> Exercise
Go through the entries and count the lines with the string "octobre" in them. Give only that number.

> Supplied data

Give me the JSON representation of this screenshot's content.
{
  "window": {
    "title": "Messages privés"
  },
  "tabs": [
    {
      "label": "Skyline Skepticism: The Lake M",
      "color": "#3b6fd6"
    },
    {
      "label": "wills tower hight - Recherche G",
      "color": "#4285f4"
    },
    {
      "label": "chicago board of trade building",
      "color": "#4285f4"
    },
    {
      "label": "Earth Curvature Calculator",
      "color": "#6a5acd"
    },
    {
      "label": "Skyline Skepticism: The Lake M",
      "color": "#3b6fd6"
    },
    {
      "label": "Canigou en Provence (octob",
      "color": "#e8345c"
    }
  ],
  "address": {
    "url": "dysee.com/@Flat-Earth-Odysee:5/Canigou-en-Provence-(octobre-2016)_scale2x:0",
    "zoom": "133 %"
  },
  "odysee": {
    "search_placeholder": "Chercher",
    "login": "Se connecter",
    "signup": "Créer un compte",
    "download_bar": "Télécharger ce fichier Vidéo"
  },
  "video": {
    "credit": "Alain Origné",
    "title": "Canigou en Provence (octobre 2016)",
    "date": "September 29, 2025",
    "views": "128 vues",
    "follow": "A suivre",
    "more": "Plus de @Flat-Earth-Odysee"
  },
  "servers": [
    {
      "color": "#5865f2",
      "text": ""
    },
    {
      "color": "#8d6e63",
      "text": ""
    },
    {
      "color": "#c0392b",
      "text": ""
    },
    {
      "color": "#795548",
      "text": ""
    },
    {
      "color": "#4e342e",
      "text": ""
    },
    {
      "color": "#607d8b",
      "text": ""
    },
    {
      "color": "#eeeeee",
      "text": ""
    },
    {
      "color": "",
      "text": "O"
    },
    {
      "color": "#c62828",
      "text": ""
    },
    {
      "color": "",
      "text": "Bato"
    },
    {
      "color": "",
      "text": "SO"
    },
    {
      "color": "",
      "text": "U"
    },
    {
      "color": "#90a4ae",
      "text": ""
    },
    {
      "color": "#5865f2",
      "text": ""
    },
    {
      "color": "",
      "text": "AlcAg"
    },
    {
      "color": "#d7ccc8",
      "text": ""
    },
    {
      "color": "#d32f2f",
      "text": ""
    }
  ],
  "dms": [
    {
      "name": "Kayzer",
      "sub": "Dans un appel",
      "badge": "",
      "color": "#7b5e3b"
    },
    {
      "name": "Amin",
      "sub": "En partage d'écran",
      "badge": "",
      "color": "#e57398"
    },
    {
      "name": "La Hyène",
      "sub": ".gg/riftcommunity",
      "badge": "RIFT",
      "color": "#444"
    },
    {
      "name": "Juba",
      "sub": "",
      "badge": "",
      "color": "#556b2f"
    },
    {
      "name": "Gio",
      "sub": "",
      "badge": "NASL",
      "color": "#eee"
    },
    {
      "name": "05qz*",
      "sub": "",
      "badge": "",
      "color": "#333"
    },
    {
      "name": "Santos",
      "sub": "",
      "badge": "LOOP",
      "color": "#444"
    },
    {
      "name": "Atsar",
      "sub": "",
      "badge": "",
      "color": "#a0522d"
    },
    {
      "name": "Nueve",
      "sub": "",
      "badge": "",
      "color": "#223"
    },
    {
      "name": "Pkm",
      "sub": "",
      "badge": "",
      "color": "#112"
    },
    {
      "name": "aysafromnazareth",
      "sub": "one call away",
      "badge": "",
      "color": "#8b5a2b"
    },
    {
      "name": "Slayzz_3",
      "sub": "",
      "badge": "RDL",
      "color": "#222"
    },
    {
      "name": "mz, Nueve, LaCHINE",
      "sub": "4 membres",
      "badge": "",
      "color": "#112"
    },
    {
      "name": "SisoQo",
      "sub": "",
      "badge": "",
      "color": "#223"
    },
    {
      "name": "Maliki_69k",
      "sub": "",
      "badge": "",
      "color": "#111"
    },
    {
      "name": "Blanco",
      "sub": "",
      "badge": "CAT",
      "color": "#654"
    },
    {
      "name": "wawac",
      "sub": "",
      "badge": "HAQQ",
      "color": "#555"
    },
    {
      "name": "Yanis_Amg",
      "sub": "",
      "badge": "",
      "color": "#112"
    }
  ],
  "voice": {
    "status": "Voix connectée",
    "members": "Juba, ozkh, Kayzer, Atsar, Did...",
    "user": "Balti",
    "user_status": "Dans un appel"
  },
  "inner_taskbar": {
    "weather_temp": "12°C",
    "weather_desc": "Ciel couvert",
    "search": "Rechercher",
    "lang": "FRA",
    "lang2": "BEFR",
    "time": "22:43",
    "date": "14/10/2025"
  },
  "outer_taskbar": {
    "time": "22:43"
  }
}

> Answer space
2